Mr. Kuiken was talking about the absence of hands during the TED talk where he stated this profound and true sentence. I feel incredibly fortunate to still have my hands and know I can’t completely relate, but this quote resonated with me because I have faced difficulties interacting with the physical world due to the effects of psoriasis on my hands, particularly my nails.
My nails on any given day are shades of brown, yellow, and sometimes even tinted green. This isn’t even the worst of it though. My nails also have waves and pitting and frequently separate from my nail bed. I find myself unconsciously chewing my nails, but this makes them look even worse. They are not a pretty sight, and it is much harder to hide than the plaques that appear on my legs, arms, and torso. I sometimes wish I was a guy that was comfortable enough to wear nail polish or lived during the time when wearing some Michael Jackson gloves were cool.
I grew up in a culture where it was commendable to have “man hands”; you know—hands that are callused, rough, and stained with grease and dirt. Hands like that meant you were a hard worker. Masculine. I thought for a while that I might be able to pass my nail psoriasis off as man hands, but unfortunately they look more like zombie hands.
Similar to others thinking my skin psoriasis is contagious, a lot of people think I have a fungus on my nails. I usually try not to care what people think, but it is hard to ignore the hesitant grimace when I put out my hand for a shake. I get it—I really do! We live in a time where social media and the internet bombard us with terrifying stories of communicable diseases. To someone who doesn’t know what nail psoriasis looks like, it is understandable that they would think I have some serious gunk growing on my hands.
The worst part of nail psoriasis is that it is much harder to treat than the other types of psoriasis. One treatment that was offered to me was steroid injections. A needle into my nail bed? No, thank you. I’d rather endure having Shrek nails. But in all seriousness, there are topical and cosmetic treatments out there as well, I just haven’t found an effective treatment yet.
I always like to end on a high note. Find the good in every situation, right? Well, regardless if you have active symptoms on your nails or not, if you have psoriasis on other parts of your body, it is important to keep an eye on your nails. Pitting, which can show up just as tiny pin-prick sized dents, can be a sign of psoriatic arthritis. Since psoriatic arthritis is fast-moving and aggressive, the sooner you catch it the better, and your nails can be a big contributor to making that early discovery.

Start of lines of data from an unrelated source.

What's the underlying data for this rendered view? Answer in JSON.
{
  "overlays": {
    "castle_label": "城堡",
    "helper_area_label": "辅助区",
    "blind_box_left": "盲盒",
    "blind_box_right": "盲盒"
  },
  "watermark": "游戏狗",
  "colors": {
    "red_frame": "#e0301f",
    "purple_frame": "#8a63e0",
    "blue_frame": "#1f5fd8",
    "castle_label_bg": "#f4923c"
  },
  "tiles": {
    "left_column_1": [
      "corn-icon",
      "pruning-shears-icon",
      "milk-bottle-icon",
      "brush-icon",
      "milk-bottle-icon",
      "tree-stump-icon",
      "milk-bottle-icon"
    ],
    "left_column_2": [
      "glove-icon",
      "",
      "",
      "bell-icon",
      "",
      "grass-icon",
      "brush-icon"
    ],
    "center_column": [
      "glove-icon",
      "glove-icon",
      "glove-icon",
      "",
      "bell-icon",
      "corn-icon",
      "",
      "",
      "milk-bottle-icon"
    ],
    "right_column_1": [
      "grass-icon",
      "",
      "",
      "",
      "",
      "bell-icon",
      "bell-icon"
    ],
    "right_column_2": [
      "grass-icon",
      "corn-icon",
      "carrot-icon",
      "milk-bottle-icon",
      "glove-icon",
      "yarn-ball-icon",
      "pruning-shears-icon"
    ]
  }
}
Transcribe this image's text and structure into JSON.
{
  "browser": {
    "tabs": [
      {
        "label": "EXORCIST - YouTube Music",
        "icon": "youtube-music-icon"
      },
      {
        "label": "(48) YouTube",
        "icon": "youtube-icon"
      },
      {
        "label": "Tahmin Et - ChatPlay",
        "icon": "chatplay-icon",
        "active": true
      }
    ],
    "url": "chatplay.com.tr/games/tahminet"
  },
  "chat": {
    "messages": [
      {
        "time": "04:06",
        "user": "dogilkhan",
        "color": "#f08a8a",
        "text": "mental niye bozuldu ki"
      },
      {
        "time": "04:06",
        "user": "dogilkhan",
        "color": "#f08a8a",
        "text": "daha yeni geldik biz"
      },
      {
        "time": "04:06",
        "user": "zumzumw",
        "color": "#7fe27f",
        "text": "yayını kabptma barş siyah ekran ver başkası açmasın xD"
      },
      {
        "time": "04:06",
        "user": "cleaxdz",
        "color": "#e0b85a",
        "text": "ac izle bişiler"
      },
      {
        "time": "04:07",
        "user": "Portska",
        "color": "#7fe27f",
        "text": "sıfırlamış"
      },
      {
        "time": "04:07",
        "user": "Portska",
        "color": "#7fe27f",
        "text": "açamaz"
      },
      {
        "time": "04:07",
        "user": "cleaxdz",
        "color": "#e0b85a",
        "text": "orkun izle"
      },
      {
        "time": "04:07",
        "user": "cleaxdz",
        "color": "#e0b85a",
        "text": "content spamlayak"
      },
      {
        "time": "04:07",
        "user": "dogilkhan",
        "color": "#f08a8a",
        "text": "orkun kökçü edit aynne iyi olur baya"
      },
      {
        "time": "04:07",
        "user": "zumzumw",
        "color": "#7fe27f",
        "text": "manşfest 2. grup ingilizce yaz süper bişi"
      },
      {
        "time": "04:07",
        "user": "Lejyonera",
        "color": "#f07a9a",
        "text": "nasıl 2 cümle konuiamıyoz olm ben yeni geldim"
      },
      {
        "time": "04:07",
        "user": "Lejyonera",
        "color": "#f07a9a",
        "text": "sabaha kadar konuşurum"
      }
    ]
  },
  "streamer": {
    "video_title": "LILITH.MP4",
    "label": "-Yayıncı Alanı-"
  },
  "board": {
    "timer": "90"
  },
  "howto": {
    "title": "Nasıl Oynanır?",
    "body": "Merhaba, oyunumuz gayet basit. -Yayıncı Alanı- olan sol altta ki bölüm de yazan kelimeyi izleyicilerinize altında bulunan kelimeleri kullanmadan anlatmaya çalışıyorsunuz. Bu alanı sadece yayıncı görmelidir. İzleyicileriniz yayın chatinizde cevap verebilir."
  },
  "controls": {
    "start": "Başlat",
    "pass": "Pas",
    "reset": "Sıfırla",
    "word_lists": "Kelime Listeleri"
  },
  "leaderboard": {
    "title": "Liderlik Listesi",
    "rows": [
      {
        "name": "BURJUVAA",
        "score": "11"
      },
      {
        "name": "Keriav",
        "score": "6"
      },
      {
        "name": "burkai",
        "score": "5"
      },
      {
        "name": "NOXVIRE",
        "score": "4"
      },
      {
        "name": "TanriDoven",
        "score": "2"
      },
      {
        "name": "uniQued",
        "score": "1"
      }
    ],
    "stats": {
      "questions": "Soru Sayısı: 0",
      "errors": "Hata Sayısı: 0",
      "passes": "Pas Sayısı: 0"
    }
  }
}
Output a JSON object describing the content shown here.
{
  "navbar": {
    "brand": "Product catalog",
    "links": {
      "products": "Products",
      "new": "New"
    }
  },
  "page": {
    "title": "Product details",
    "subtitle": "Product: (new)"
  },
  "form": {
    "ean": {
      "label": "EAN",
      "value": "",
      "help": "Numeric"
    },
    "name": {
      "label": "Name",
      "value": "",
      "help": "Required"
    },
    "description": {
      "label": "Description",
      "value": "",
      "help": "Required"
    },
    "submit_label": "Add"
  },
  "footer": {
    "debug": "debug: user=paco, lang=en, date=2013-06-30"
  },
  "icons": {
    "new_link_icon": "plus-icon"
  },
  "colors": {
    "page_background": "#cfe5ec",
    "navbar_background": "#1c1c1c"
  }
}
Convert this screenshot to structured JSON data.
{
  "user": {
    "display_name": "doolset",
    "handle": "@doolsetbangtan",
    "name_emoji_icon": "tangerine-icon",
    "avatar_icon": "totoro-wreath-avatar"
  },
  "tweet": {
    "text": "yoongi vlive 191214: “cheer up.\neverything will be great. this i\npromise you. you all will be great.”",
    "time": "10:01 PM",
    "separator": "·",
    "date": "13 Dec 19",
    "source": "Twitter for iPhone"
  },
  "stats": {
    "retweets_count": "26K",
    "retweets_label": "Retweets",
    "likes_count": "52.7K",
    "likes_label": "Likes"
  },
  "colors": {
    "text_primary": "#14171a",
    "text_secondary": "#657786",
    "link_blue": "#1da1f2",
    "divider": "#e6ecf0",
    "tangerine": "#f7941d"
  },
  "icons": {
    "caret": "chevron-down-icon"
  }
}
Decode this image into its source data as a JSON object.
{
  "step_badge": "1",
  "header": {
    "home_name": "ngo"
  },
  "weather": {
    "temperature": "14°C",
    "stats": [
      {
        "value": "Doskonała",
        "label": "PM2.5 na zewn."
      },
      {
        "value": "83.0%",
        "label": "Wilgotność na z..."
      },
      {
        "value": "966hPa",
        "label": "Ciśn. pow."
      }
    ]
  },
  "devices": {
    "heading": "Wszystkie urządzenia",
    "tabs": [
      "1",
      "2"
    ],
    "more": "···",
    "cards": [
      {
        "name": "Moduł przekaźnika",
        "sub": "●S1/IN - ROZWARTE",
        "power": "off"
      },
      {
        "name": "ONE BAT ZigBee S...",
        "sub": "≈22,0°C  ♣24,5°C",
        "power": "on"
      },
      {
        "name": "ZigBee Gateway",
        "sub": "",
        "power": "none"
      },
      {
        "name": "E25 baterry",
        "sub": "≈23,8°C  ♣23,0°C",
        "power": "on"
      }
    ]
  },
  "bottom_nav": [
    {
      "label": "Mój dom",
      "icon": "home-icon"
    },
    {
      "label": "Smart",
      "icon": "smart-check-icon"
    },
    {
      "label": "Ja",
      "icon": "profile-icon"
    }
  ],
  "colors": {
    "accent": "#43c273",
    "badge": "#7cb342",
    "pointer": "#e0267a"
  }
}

Does your psoriasis skin feel out of control? How are you managing?